Required work: Would you please copy all of the data exactly, skipping the images?

+===+

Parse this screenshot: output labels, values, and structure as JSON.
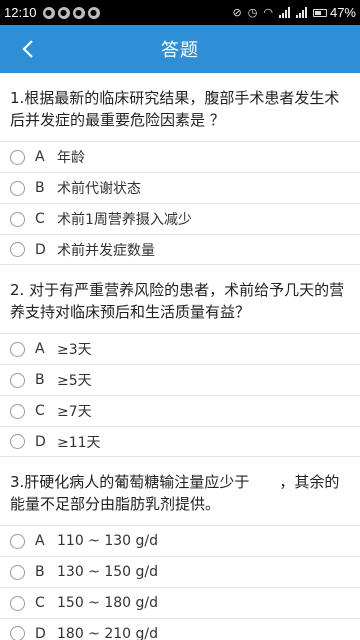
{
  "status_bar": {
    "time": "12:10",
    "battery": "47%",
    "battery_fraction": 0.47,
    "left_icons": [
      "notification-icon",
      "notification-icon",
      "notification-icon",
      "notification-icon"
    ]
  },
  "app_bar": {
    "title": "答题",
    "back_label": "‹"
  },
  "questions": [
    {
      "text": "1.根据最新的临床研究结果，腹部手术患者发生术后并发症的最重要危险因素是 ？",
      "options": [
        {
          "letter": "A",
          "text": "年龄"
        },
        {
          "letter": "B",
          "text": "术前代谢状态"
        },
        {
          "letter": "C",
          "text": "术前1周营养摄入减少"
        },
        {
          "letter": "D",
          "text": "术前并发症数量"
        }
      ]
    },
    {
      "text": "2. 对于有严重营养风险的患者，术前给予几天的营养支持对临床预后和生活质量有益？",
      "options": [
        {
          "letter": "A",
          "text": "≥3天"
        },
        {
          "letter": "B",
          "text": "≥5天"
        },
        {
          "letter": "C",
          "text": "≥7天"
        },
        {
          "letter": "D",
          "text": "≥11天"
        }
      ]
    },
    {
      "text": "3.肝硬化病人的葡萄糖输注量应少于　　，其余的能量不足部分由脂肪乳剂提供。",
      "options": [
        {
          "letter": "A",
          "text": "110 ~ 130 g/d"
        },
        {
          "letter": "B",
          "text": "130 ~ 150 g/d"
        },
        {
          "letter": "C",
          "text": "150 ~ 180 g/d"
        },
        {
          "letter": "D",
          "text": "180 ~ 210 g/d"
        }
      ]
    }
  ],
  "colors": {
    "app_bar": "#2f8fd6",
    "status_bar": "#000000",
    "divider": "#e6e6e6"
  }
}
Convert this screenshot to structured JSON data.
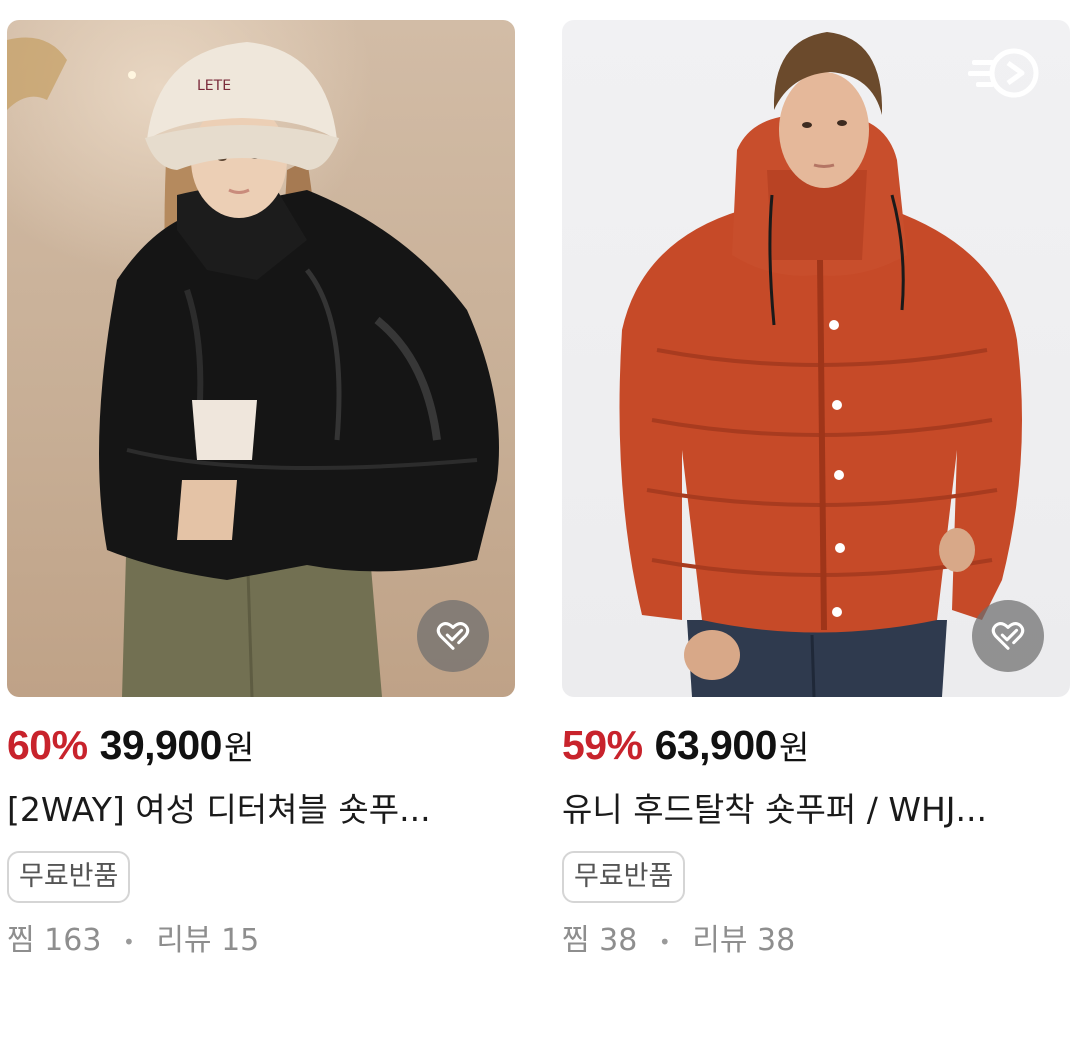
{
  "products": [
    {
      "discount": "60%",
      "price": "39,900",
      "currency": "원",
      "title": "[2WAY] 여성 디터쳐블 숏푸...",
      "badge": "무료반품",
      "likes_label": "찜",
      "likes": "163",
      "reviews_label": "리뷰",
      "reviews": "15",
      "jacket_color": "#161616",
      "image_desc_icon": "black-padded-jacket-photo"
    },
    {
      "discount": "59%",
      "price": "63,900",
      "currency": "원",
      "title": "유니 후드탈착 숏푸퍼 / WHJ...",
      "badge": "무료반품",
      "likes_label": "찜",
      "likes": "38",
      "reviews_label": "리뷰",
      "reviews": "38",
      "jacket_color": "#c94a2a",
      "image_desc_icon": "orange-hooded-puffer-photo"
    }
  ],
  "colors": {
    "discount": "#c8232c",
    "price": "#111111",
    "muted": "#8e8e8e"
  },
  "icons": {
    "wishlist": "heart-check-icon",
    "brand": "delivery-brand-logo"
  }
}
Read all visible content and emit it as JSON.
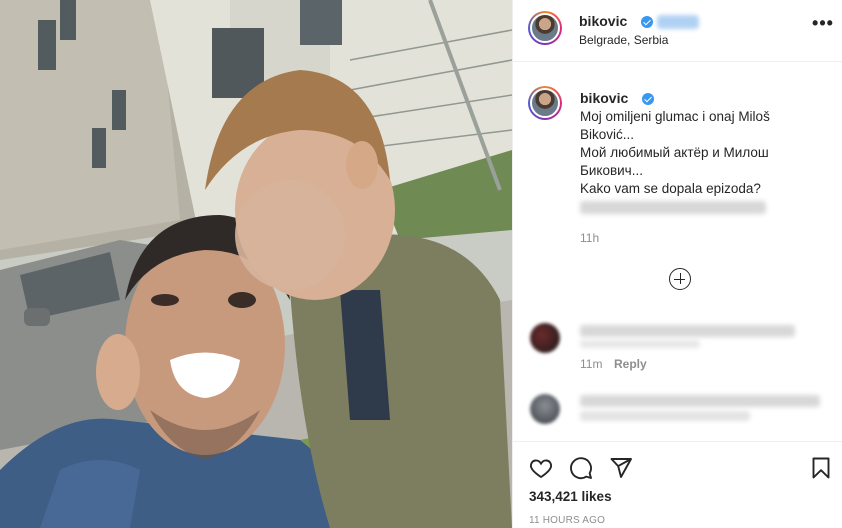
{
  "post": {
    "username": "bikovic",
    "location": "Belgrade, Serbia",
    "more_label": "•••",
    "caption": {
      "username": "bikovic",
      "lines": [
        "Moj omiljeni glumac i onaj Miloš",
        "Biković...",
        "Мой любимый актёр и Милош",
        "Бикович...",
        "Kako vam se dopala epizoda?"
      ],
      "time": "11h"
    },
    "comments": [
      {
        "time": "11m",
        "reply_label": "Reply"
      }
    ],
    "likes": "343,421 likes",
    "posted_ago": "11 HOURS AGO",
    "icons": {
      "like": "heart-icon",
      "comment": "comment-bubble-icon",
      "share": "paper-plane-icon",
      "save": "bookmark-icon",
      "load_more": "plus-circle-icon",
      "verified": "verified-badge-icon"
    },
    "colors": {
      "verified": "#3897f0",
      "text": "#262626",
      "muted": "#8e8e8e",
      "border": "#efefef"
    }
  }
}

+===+

Finished exercise:
Parse this screenshot: output labels, values, and structure as JSON.
{
  "status_bar": {
    "time": "12:10",
    "battery": "47%",
    "battery_fraction": 0.47,
    "left_icons": [
      "notification-icon",
      "notification-icon",
      "notification-icon",
      "notification-icon"
    ]
  },
  "app_bar": {
    "title": "答题",
    "back_label": "‹"
  },
  "questions": [
    {
      "text": "1.根据最新的临床研究结果，腹部手术患者发生术后并发症的最重要危险因素是 ？",
      "options": [
        {
          "letter": "A",
          "text": "年龄"
        },
        {
          "letter": "B",
          "text": "术前代谢状态"
        },
        {
          "letter": "C",
          "text": "术前1周营养摄入减少"
        },
        {
          "letter": "D",
          "text": "术前并发症数量"
        }
      ]
    },
    {
      "text": "2. 对于有严重营养风险的患者，术前给予几天的营养支持对临床预后和生活质量有益？",
      "options": [
        {
          "letter": "A",
          "text": "≥3天"
        },
        {
          "letter": "B",
          "text": "≥5天"
        },
        {
          "letter": "C",
          "text": "≥7天"
        },
        {
          "letter": "D",
          "text": "≥11天"
        }
      ]
    },
    {
      "text": "3.肝硬化病人的葡萄糖输注量应少于　　，其余的能量不足部分由脂肪乳剂提供。",
      "options": [
        {
          "letter": "A",
          "text": "110 ~ 130 g/d"
        },
        {
          "letter": "B",
          "text": "130 ~ 150 g/d"
        },
        {
          "letter": "C",
          "text": "150 ~ 180 g/d"
        },
        {
          "letter": "D",
          "text": "180 ~ 210 g/d"
        }
      ]
    }
  ],
  "colors": {
    "app_bar": "#2f8fd6",
    "status_bar": "#000000",
    "divider": "#e6e6e6"
  }
}
Convert this screenshot to structured JSON data.
{
  "products": [
    {
      "discount": "60%",
      "price": "39,900",
      "currency": "원",
      "title": "[2WAY] 여성 디터쳐블 숏푸...",
      "badge": "무료반품",
      "likes_label": "찜",
      "likes": "163",
      "reviews_label": "리뷰",
      "reviews": "15",
      "jacket_color": "#161616",
      "image_desc_icon": "black-padded-jacket-photo"
    },
    {
      "discount": "59%",
      "price": "63,900",
      "currency": "원",
      "title": "유니 후드탈착 숏푸퍼 / WHJ...",
      "badge": "무료반품",
      "likes_label": "찜",
      "likes": "38",
      "reviews_label": "리뷰",
      "reviews": "38",
      "jacket_color": "#c94a2a",
      "image_desc_icon": "orange-hooded-puffer-photo"
    }
  ],
  "colors": {
    "discount": "#c8232c",
    "price": "#111111",
    "muted": "#8e8e8e"
  },
  "icons": {
    "wishlist": "heart-check-icon",
    "brand": "delivery-brand-logo"
  }
}
Read all visible content and emit it as JSON.
{
  "post": {
    "username": "bikovic",
    "location": "Belgrade, Serbia",
    "more_label": "•••",
    "caption": {
      "username": "bikovic",
      "lines": [
        "Moj omiljeni glumac i onaj Miloš",
        "Biković...",
        "Мой любимый актёр и Милош",
        "Бикович...",
        "Kako vam se dopala epizoda?"
      ],
      "time": "11h"
    },
    "comments": [
      {
        "time": "11m",
        "reply_label": "Reply"
      }
    ],
    "likes": "343,421 likes",
    "posted_ago": "11 HOURS AGO",
    "icons": {
      "like": "heart-icon",
      "comment": "comment-bubble-icon",
      "share": "paper-plane-icon",
      "save": "bookmark-icon",
      "load_more": "plus-circle-icon",
      "verified": "verified-badge-icon"
    },
    "colors": {
      "verified": "#3897f0",
      "text": "#262626",
      "muted": "#8e8e8e",
      "border": "#efefef"
    }
  }
}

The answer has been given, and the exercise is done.